At the FPA, Cheong was involved in pro- ducing guidance that was never released,
which may have addressed some of the issues raised by fire risk assessors. “There was new Building Control and Fire Safety Procedural Guidance produced over two years ago, overseen by the Fire Sector Federation and checked by DCLG’s legal team and placed in line for publication. However, we have not seen this accomplished to date.”
At the Association for Specialist Fire Pro- tection (ASFP), chief operations officer Niall Rowan says that building projects are often inadequately inspected for fire safety, in part due to the number of firms, including third party assessors, involved in a project. “Building control sometimes inspect for fire safety and sometimes they don’t. There are many situations where the fire stopping is not inspected, and contractors know that.”
A year ago, the ASFP decided it had seen enough evidence of poor enforcement to take action. It was working on the introduction of a new “sign off” stage in the RIBA’s Plan of
Works, a road map for construction projects. The individual certifying that the works were in accordance with all fire safety considerations would incur legal liability if things went wrong. And if the technical or material speci- fications were later changed – as in the kind of “value engineering” exercise that apparently happened at Grenfell – then further sign-off would be needed.
The first draft of its “Construction Strategy” was due to be launched at Firex, but was postponed. The ASFP’s Rowan says it is now seeking as wide a group of stakeholders as possible to participate in drafting a workable

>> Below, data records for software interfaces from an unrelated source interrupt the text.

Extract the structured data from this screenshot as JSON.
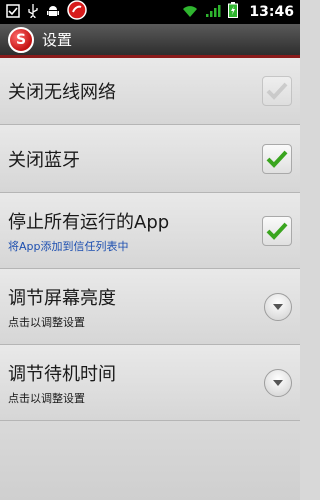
{
  "status_bar": {
    "time": "13:46"
  },
  "title_bar": {
    "title": "设置"
  },
  "settings": [
    {
      "title": "关闭无线网络",
      "subtitle": "",
      "control": "checkbox",
      "checked": true,
      "enabled": false
    },
    {
      "title": "关闭蓝牙",
      "subtitle": "",
      "control": "checkbox",
      "checked": true,
      "enabled": true
    },
    {
      "title": "停止所有运行的App",
      "subtitle": "将App添加到信任列表中",
      "control": "checkbox",
      "checked": true,
      "enabled": true
    },
    {
      "title": "调节屏幕亮度",
      "subtitle": "点击以调整设置",
      "control": "dropdown"
    },
    {
      "title": "调节待机时间",
      "subtitle": "点击以调整设置",
      "control": "dropdown"
    }
  ],
  "colors": {
    "accent_check": "#3aa51f",
    "link_blue": "#1d4fb0",
    "title_underline": "#8a1b1b"
  }
}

strategy for the industry.
The new realities As everyone involved in health and safety adjusts to the new realities post-Grenfell, where faith in our regulatory system no longer seems quite so well-founded, opinion is split between calls for more regulation, or simply far better enforcement and monitoring of the regulations we already have. At the TUC, for instance, Hugh Robertson says it’s too soon to judge whether the RRFSO system is still fit for purpose, or if the failings lie elsewhere.

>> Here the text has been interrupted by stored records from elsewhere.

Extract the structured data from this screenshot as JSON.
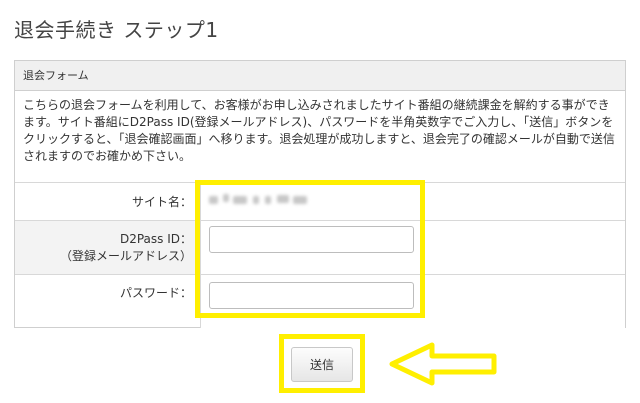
{
  "page": {
    "title": "退会手続き ステップ1"
  },
  "form": {
    "header": "退会フォーム",
    "description": "こちらの退会フォームを利用して、お客様がお申し込みされましたサイト番組の継続課金を解約する事ができます。サイト番組にD2Pass ID(登録メールアドレス)、パスワードを半角英数字でご入力し、「送信」ボタンをクリックすると、「退会確認画面」へ移ります。退会処理が成功しますと、退会完了の確認メールが自動で送信されますのでお確かめ下さい。",
    "site_name_label": "サイト名：",
    "d2pass_label": "D2Pass ID：",
    "d2pass_sublabel": "（登録メールアドレス）",
    "password_label": "パスワード：",
    "d2pass_value": "",
    "password_value": "",
    "submit_label": "送信"
  },
  "colors": {
    "highlight": "#ffef00",
    "header_bg": "#f0f0f0",
    "border": "#cfcfcf"
  }
}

Rudi Klein, however, calls for a re-think on Building Regulations. “Because of pressure on local authority resources, there’s a general lack of enforcement of regulations and stand- ards. The bulk of the Regulations are aimed
at public safety, wel- fare and wellbeing, so why not have a national enforcement regime?”

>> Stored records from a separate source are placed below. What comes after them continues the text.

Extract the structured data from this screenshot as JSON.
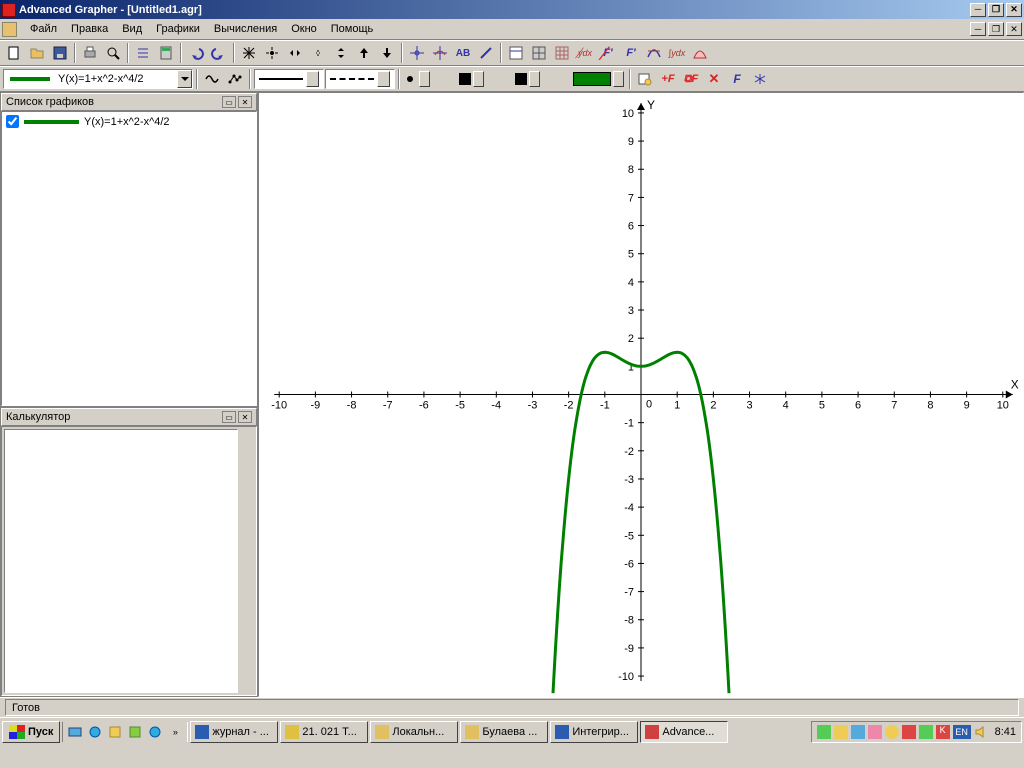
{
  "title": "Advanced Grapher - [Untitled1.agr]",
  "menu": [
    "Файл",
    "Правка",
    "Вид",
    "Графики",
    "Вычисления",
    "Окно",
    "Помощь"
  ],
  "formula_combo": "Y(x)=1+x^2-x^4/2",
  "panels": {
    "graph_list": "Список графиков",
    "calculator": "Калькулятор"
  },
  "graph_list_item": "Y(x)=1+x^2-x^4/2",
  "status": "Готов",
  "start": "Пуск",
  "tasks": [
    {
      "label": "журнал - ...",
      "color": "#2a5db0"
    },
    {
      "label": "21. 021 Т...",
      "color": "#e0c040"
    },
    {
      "label": "Локальн...",
      "color": "#e0c060"
    },
    {
      "label": "Булаева ...",
      "color": "#e0c060"
    },
    {
      "label": "Интегрир...",
      "color": "#2a5db0"
    },
    {
      "label": "Advance...",
      "color": "#d04040",
      "active": true
    }
  ],
  "lang": "EN",
  "clock": "8:41",
  "colors": {
    "curve": "#008000"
  },
  "chart_data": {
    "type": "line",
    "title": "",
    "xlabel": "X",
    "ylabel": "Y",
    "xlim": [
      -10,
      10
    ],
    "ylim": [
      -10,
      10
    ],
    "xticks": [
      -10,
      -9,
      -8,
      -7,
      -6,
      -5,
      -4,
      -3,
      -2,
      -1,
      0,
      1,
      2,
      3,
      4,
      5,
      6,
      7,
      8,
      9,
      10
    ],
    "yticks": [
      -10,
      -9,
      -8,
      -7,
      -6,
      -5,
      -4,
      -3,
      -2,
      -1,
      0,
      1,
      2,
      3,
      4,
      5,
      6,
      7,
      8,
      9,
      10
    ],
    "series": [
      {
        "name": "Y(x)=1+x^2-x^4/2",
        "formula": "1 + x^2 - x^4/2",
        "color": "#008000",
        "width": 3
      }
    ]
  }
}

Rowan identified the pressures faced by build- ing control departments, shrinking due to auster- ity measures while sub- ject to competition from private sector approved inspectors. The GMB,
meanwhile, has revived a debate on licensing construction contractors to raise public safety.
Cheong calls for more research, and more reviews of the regulation we rely on. “Keeping pace with technical developments and learn- ing from real events is essential in the fire sec- tor, it’s the regulatory framework that hasn’t kept up.” Roche is also looking to the future. “If we build combustible buildings today, we have to live with them for 30 years unless we’re prepared to rip things apart. The sta- tistics might not change for years if we build buildings at risk today.”
What seems certain, however, is that the post-Grenfell world will need a new ap proach to fire safety, which recognises that existing regulations were both too complex and not sufficiently updated; that there were gaps in accountability; and that enforcement either wasn’t comprehensive or acting as a sufficient deterrent. And above all, that getting these issues right is what keeps people alive. n
Any call for change gets a question back, which is ‘show me the evidence’. We hadn’t seen action, but no one was saying no”
Thomas Roche, Fire Sector Federation
August 2017 | healthandsafetyatwork.com22
Dwelling fires
Non-dwelling fires